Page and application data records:
◇ ◇ ◇ ◇

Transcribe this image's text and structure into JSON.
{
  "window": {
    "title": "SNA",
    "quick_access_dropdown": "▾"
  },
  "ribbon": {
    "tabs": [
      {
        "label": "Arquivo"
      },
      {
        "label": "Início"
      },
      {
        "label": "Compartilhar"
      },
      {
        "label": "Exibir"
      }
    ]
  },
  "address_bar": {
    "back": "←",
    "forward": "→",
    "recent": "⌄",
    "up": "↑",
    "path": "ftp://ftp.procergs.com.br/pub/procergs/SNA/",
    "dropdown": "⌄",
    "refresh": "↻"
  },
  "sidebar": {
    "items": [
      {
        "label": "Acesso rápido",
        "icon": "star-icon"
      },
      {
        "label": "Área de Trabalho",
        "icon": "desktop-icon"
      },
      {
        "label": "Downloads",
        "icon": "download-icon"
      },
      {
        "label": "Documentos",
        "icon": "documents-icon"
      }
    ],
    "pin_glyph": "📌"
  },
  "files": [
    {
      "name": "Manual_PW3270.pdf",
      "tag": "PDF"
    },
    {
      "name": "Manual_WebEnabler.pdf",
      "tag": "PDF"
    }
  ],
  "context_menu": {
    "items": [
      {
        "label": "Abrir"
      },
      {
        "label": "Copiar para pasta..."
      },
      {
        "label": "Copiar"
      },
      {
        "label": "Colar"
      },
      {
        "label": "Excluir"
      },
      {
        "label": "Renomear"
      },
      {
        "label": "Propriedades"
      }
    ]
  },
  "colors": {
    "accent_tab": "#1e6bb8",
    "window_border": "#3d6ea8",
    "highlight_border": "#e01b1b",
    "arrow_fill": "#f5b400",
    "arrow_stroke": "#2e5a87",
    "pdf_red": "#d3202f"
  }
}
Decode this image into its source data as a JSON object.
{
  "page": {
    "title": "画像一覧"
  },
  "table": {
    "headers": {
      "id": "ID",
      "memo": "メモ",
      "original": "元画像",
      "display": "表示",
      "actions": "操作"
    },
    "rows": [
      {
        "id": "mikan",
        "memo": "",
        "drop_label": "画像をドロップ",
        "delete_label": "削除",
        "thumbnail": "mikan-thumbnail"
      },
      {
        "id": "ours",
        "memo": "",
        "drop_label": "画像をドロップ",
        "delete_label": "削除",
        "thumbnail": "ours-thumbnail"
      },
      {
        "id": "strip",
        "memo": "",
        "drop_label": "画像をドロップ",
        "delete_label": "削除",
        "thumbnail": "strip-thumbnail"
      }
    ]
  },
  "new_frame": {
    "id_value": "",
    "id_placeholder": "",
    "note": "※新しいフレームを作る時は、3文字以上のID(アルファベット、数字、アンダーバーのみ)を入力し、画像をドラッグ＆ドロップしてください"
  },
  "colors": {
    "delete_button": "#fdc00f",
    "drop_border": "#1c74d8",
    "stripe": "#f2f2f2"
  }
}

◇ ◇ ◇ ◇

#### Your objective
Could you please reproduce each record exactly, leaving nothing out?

#### Result below
Transcribe this image's text and structure into JSON.
{
  "window": {
    "title": "SNA",
    "quick_access_dropdown": "▾"
  },
  "ribbon": {
    "tabs": [
      {
        "label": "Arquivo"
      },
      {
        "label": "Início"
      },
      {
        "label": "Compartilhar"
      },
      {
        "label": "Exibir"
      }
    ]
  },
  "address_bar": {
    "back": "←",
    "forward": "→",
    "recent": "⌄",
    "up": "↑",
    "path": "ftp://ftp.procergs.com.br/pub/procergs/SNA/",
    "dropdown": "⌄",
    "refresh": "↻"
  },
  "sidebar": {
    "items": [
      {
        "label": "Acesso rápido",
        "icon": "star-icon"
      },
      {
        "label": "Área de Trabalho",
        "icon": "desktop-icon"
      },
      {
        "label": "Downloads",
        "icon": "download-icon"
      },
      {
        "label": "Documentos",
        "icon": "documents-icon"
      }
    ],
    "pin_glyph": "📌"
  },
  "files": [
    {
      "name": "Manual_PW3270.pdf",
      "tag": "PDF"
    },
    {
      "name": "Manual_WebEnabler.pdf",
      "tag": "PDF"
    }
  ],
  "context_menu": {
    "items": [
      {
        "label": "Abrir"
      },
      {
        "label": "Copiar para pasta..."
      },
      {
        "label": "Copiar"
      },
      {
        "label": "Colar"
      },
      {
        "label": "Excluir"
      },
      {
        "label": "Renomear"
      },
      {
        "label": "Propriedades"
      }
    ]
  },
  "colors": {
    "accent_tab": "#1e6bb8",
    "window_border": "#3d6ea8",
    "highlight_border": "#e01b1b",
    "arrow_fill": "#f5b400",
    "arrow_stroke": "#2e5a87",
    "pdf_red": "#d3202f"
  }
}
Decode this image into its source data as a JSON object.
{
  "page": {
    "title": "画像一覧"
  },
  "table": {
    "headers": {
      "id": "ID",
      "memo": "メモ",
      "original": "元画像",
      "display": "表示",
      "actions": "操作"
    },
    "rows": [
      {
        "id": "mikan",
        "memo": "",
        "drop_label": "画像をドロップ",
        "delete_label": "削除",
        "thumbnail": "mikan-thumbnail"
      },
      {
        "id": "ours",
        "memo": "",
        "drop_label": "画像をドロップ",
        "delete_label": "削除",
        "thumbnail": "ours-thumbnail"
      },
      {
        "id": "strip",
        "memo": "",
        "drop_label": "画像をドロップ",
        "delete_label": "削除",
        "thumbnail": "strip-thumbnail"
      }
    ]
  },
  "new_frame": {
    "id_value": "",
    "id_placeholder": "",
    "note": "※新しいフレームを作る時は、3文字以上のID(アルファベット、数字、アンダーバーのみ)を入力し、画像をドラッグ＆ドロップしてください"
  },
  "colors": {
    "delete_button": "#fdc00f",
    "drop_border": "#1c74d8",
    "stripe": "#f2f2f2"
  }
}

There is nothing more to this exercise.